At the check-out, waiting to pay for her book, Sandra asks me whether or not it was sound to have Mr Sykes CBE personalise his efforts. It may, she observes, lower the asking price should she sell it, or if she leaves it to the children in her will. I tell her that there is nothing I love more than when, scouring second-hand bookshops, I find a personal inscription, so I may wonder under what circumstances Sandra met Eric Sykes (whoever he is) generally somewhere more interesting than a branded bookstore, in line with a bunch of icon-worshippers (Greek Orthodox all) and talking to a drunk who looks like Mr Kavanagh.
“That’s a novel approach, Henry,” she says, mistaking my Henry Cow pin badge for a name tag.
It is then that I witness the charm the rest of the crowd remember from thirty years previous. Mr Sykes CBE, still trench-coated and lensless-spectacled, is being ushered away by his womanly manager, through two lines of old ladies. Each one is delicately taken by the hand, then, with the first animation I’ve seen all afternoon, he raises his other hand in salute. “Goodbye, my little chickens. Until next time,” he says, more convinced than the rest of us that there will be a next time. He is soon on the high street, lost amidst a sea of other elderly gents in trench-coats and black-rimmed glasses.
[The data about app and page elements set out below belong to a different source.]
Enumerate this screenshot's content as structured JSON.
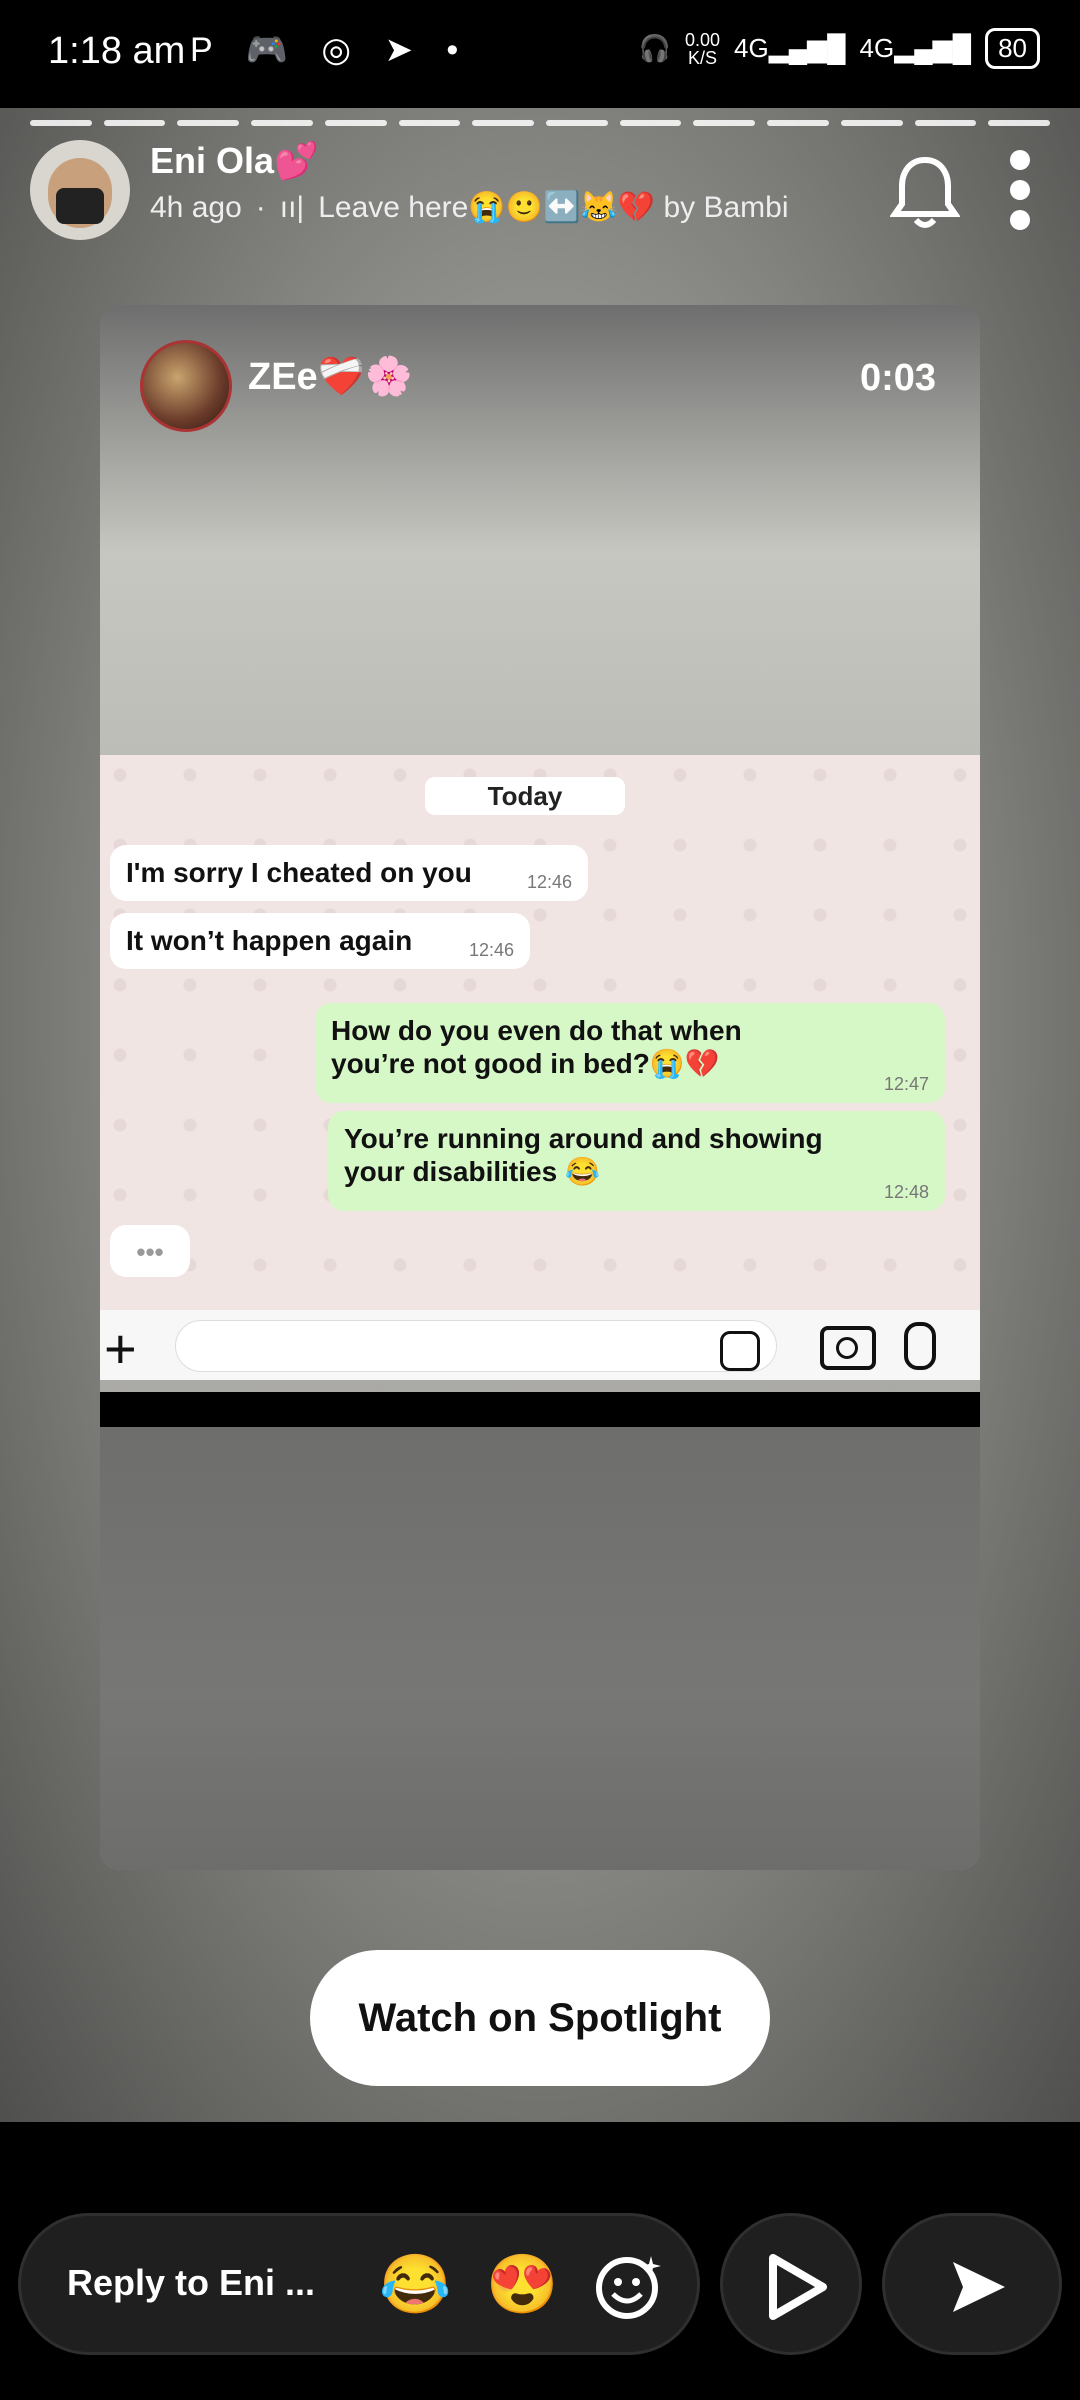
{
  "status_bar": {
    "time": "1:18 am",
    "icons": [
      "P",
      "game-controller",
      "whatsapp",
      "telegram",
      "dot"
    ],
    "net_speed": "0.00",
    "net_unit": "K/S",
    "network_1": "4G",
    "network_2": "4G",
    "battery": "80"
  },
  "story": {
    "username": "Eni Ola💕",
    "time_ago": "4h ago",
    "separator": "·",
    "audio_icon": "ıı|",
    "music": "Leave here😭🙂↔️😹💔 by Bambi",
    "progress_segments": 14
  },
  "video": {
    "poster_name": "ZEe❤️‍🩹🌸",
    "timer": "0:03",
    "chat": {
      "date_label": "Today",
      "messages": [
        {
          "text": "I'm sorry I cheated on you",
          "time": "12:46",
          "sent": false
        },
        {
          "text": "It won’t happen again",
          "time": "12:46",
          "sent": false
        },
        {
          "text": "How do you even do that when you’re not good in bed?😭💔",
          "time": "12:47",
          "sent": true
        },
        {
          "text": "You’re running around and showing your disabilities 😂",
          "time": "12:48",
          "sent": true
        }
      ],
      "typing": "•••",
      "plus": "+"
    }
  },
  "spotlight_button": "Watch on Spotlight",
  "reply_bar": {
    "placeholder": "Reply to Eni ...",
    "emoji_1": "😂",
    "emoji_2": "😍"
  },
  "colors": {
    "chat_bg": "#f1e5e3",
    "sent_bubble": "#d6f7c6",
    "received_bubble": "#ffffff"
  }
}
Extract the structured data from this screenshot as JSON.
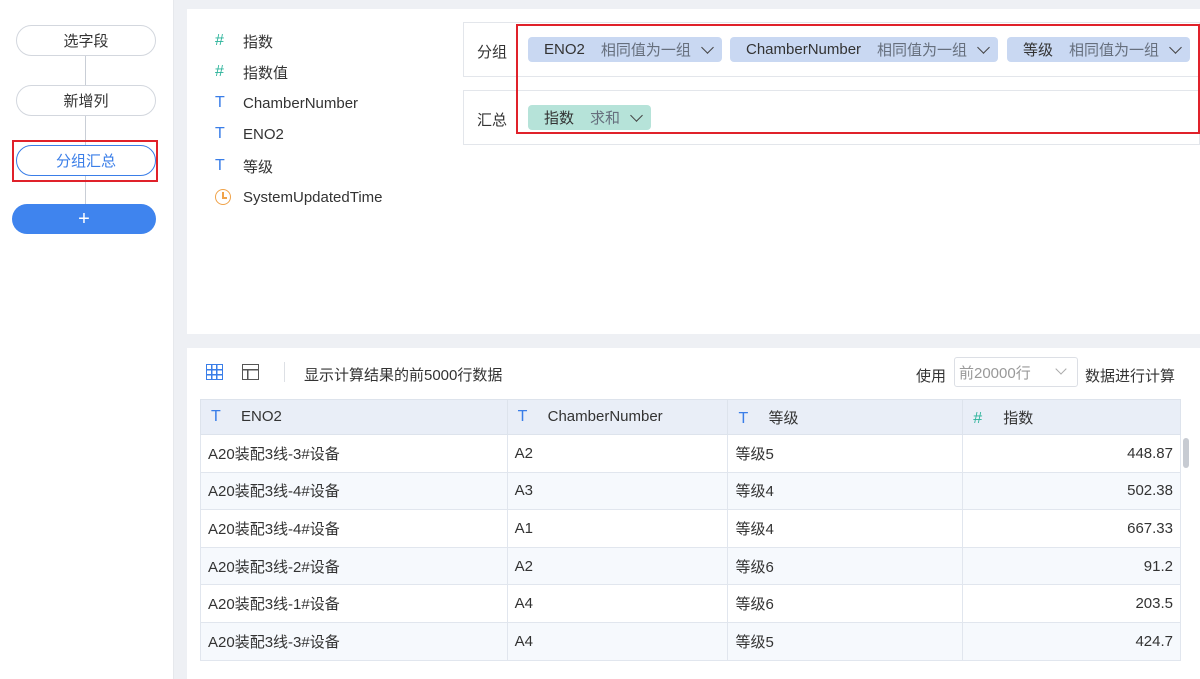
{
  "steps": [
    {
      "label": "选字段"
    },
    {
      "label": "新增列"
    },
    {
      "label": "分组汇总"
    }
  ],
  "add_step_label": "+",
  "fields": [
    {
      "type_icon": "#",
      "name": "指数"
    },
    {
      "type_icon": "#",
      "name": "指数值"
    },
    {
      "type_icon": "T",
      "name": "ChamberNumber"
    },
    {
      "type_icon": "T",
      "name": "ENO2"
    },
    {
      "type_icon": "T",
      "name": "等级"
    },
    {
      "type_icon": "clock-icon",
      "name": "SystemUpdatedTime"
    }
  ],
  "group_zone": {
    "label": "分组",
    "chips": [
      {
        "name": "ENO2",
        "mode": "相同值为一组"
      },
      {
        "name": "ChamberNumber",
        "mode": "相同值为一组"
      },
      {
        "name": "等级",
        "mode": "相同值为一组"
      }
    ]
  },
  "summary_zone": {
    "label": "汇总",
    "chips": [
      {
        "name": "指数",
        "mode": "求和"
      }
    ]
  },
  "toolbar": {
    "info": "显示计算结果的前5000行数据",
    "use_label": "使用",
    "rows_select_placeholder": "前20000行",
    "calc_label": "数据进行计算"
  },
  "table": {
    "columns": [
      {
        "type_icon": "T",
        "name": "ENO2"
      },
      {
        "type_icon": "T",
        "name": "ChamberNumber"
      },
      {
        "type_icon": "T",
        "name": "等级"
      },
      {
        "type_icon": "#",
        "name": "指数"
      }
    ],
    "rows": [
      [
        "A20装配3线-3#设备",
        "A2",
        "等级5",
        "448.87"
      ],
      [
        "A20装配3线-4#设备",
        "A3",
        "等级4",
        "502.38"
      ],
      [
        "A20装配3线-4#设备",
        "A1",
        "等级4",
        "667.33"
      ],
      [
        "A20装配3线-2#设备",
        "A2",
        "等级6",
        "91.2"
      ],
      [
        "A20装配3线-1#设备",
        "A4",
        "等级6",
        "203.5"
      ],
      [
        "A20装配3线-3#设备",
        "A4",
        "等级5",
        "424.7"
      ]
    ]
  },
  "colors": {
    "accent": "#3a7ee8",
    "highlight": "#e0212a",
    "group_chip": "#c9d8f2",
    "summary_chip": "#b6e3d9"
  }
}
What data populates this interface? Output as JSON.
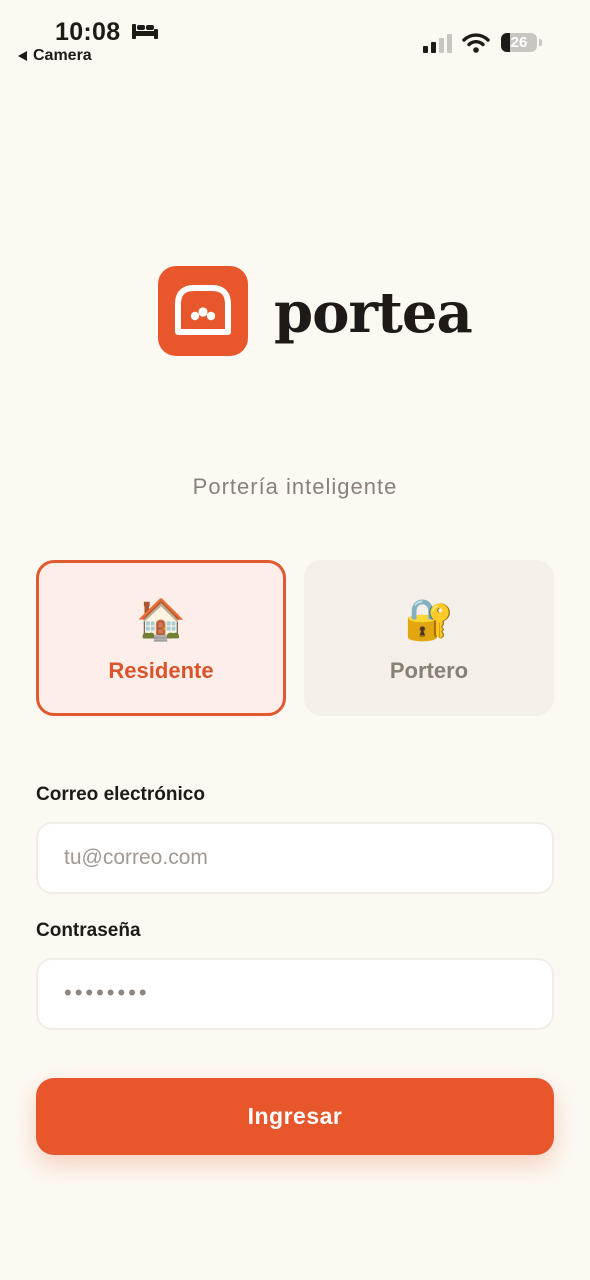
{
  "status_bar": {
    "time": "10:08",
    "back_label": "Camera",
    "battery_level": "26",
    "battery_fraction": 0.26
  },
  "brand": {
    "name": "portea",
    "tagline": "Portería inteligente",
    "accent_color": "#e8572c",
    "icon": "door-bell-icon"
  },
  "roles": [
    {
      "label": "Residente",
      "emoji": "🏠",
      "icon": "house-icon",
      "selected": true
    },
    {
      "label": "Portero",
      "emoji": "🔐",
      "icon": "lock-key-icon",
      "selected": false
    }
  ],
  "form": {
    "email": {
      "label": "Correo electrónico",
      "placeholder": "tu@correo.com",
      "value": ""
    },
    "password": {
      "label": "Contraseña",
      "placeholder": "••••••••",
      "value": ""
    },
    "submit_label": "Ingresar"
  }
}
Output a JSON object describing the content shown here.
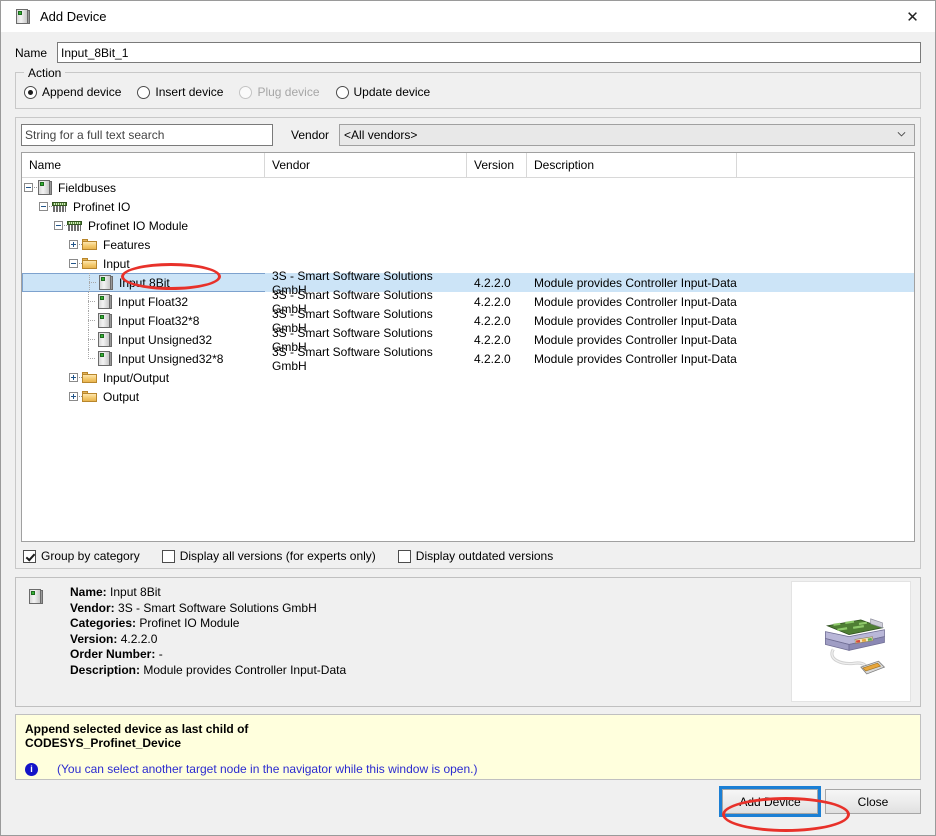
{
  "window": {
    "title": "Add Device",
    "icon": "device-icon",
    "close_icon": "close-icon"
  },
  "name_field": {
    "label": "Name",
    "value": "Input_8Bit_1",
    "placeholder": ""
  },
  "action_group": {
    "title": "Action",
    "options": [
      {
        "label": "Append device",
        "checked": true,
        "disabled": false
      },
      {
        "label": "Insert device",
        "checked": false,
        "disabled": false
      },
      {
        "label": "Plug device",
        "checked": false,
        "disabled": true
      },
      {
        "label": "Update device",
        "checked": false,
        "disabled": false
      }
    ]
  },
  "search": {
    "placeholder": "String for a full text search",
    "value": ""
  },
  "vendor": {
    "label": "Vendor",
    "selected": "<All vendors>"
  },
  "tree": {
    "columns": [
      "Name",
      "Vendor",
      "Version",
      "Description"
    ],
    "rows": [
      {
        "name": "Fieldbuses",
        "depth": 0,
        "expander": "minus",
        "icon": "device-icon",
        "vendor": "",
        "version": "",
        "description": "",
        "selected": false,
        "guide": "none"
      },
      {
        "name": "Profinet IO",
        "depth": 1,
        "expander": "minus",
        "icon": "comb-icon",
        "vendor": "",
        "version": "",
        "description": "",
        "selected": false,
        "guide": "none"
      },
      {
        "name": "Profinet IO Module",
        "depth": 2,
        "expander": "minus",
        "icon": "comb-icon",
        "vendor": "",
        "version": "",
        "description": "",
        "selected": false,
        "guide": "none"
      },
      {
        "name": "Features",
        "depth": 3,
        "expander": "plus",
        "icon": "folder-icon",
        "vendor": "",
        "version": "",
        "description": "",
        "selected": false,
        "guide": "none"
      },
      {
        "name": "Input",
        "depth": 3,
        "expander": "minus",
        "icon": "folder-icon",
        "vendor": "",
        "version": "",
        "description": "",
        "selected": false,
        "guide": "none"
      },
      {
        "name": "Input 8Bit",
        "depth": 4,
        "expander": "none",
        "icon": "device-icon",
        "vendor": "3S - Smart Software Solutions GmbH",
        "version": "4.2.2.0",
        "description": "Module provides Controller Input-Data",
        "selected": true,
        "guide": "tee"
      },
      {
        "name": "Input Float32",
        "depth": 4,
        "expander": "none",
        "icon": "device-icon",
        "vendor": "3S - Smart Software Solutions GmbH",
        "version": "4.2.2.0",
        "description": "Module provides Controller Input-Data",
        "selected": false,
        "guide": "tee"
      },
      {
        "name": "Input Float32*8",
        "depth": 4,
        "expander": "none",
        "icon": "device-icon",
        "vendor": "3S - Smart Software Solutions GmbH",
        "version": "4.2.2.0",
        "description": "Module provides Controller Input-Data",
        "selected": false,
        "guide": "tee"
      },
      {
        "name": "Input Unsigned32",
        "depth": 4,
        "expander": "none",
        "icon": "device-icon",
        "vendor": "3S - Smart Software Solutions GmbH",
        "version": "4.2.2.0",
        "description": "Module provides Controller Input-Data",
        "selected": false,
        "guide": "tee"
      },
      {
        "name": "Input Unsigned32*8",
        "depth": 4,
        "expander": "none",
        "icon": "device-icon",
        "vendor": "3S - Smart Software Solutions GmbH",
        "version": "4.2.2.0",
        "description": "Module provides Controller Input-Data",
        "selected": false,
        "guide": "ell"
      },
      {
        "name": "Input/Output",
        "depth": 3,
        "expander": "plus",
        "icon": "folder-icon",
        "vendor": "",
        "version": "",
        "description": "",
        "selected": false,
        "guide": "none"
      },
      {
        "name": "Output",
        "depth": 3,
        "expander": "plus",
        "icon": "folder-icon",
        "vendor": "",
        "version": "",
        "description": "",
        "selected": false,
        "guide": "none"
      }
    ]
  },
  "options_row": [
    {
      "label": "Group by category",
      "checked": true
    },
    {
      "label": "Display all versions (for experts only)",
      "checked": false
    },
    {
      "label": "Display outdated versions",
      "checked": false
    }
  ],
  "details": {
    "icon": "device-icon",
    "fields": [
      {
        "key": "Name:",
        "value": "Input 8Bit"
      },
      {
        "key": "Vendor:",
        "value": "3S - Smart Software Solutions GmbH"
      },
      {
        "key": "Categories:",
        "value": "Profinet IO Module"
      },
      {
        "key": "Version:",
        "value": "4.2.2.0"
      },
      {
        "key": "Order Number:",
        "value": "-"
      },
      {
        "key": "Description:",
        "value": "Module provides Controller Input-Data"
      }
    ],
    "thumbnail": "device-photo"
  },
  "infobar": {
    "line1": "Append selected device as last child of",
    "line2": "CODESYS_Profinet_Device",
    "note_icon": "info-icon",
    "note": "(You can select another target node in the navigator while this window is open.)"
  },
  "buttons": {
    "add_device": "Add Device",
    "close": "Close"
  },
  "colors": {
    "selection": "#cce4f7",
    "infobar_bg": "#ffffdd",
    "annotation": "#e8312a",
    "focus": "#1b7fd4",
    "note_text": "#2b2bd0"
  }
}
I move outside to join those over-worked staff who are rewarding themselves with well-deserved cigarettes. A gentleman and his wife are marching hurriedly passed, when he stops, turns and looks into the shop. “O yes. Spike Milligan is doing a book-signing in there today.” At least he got the profession right.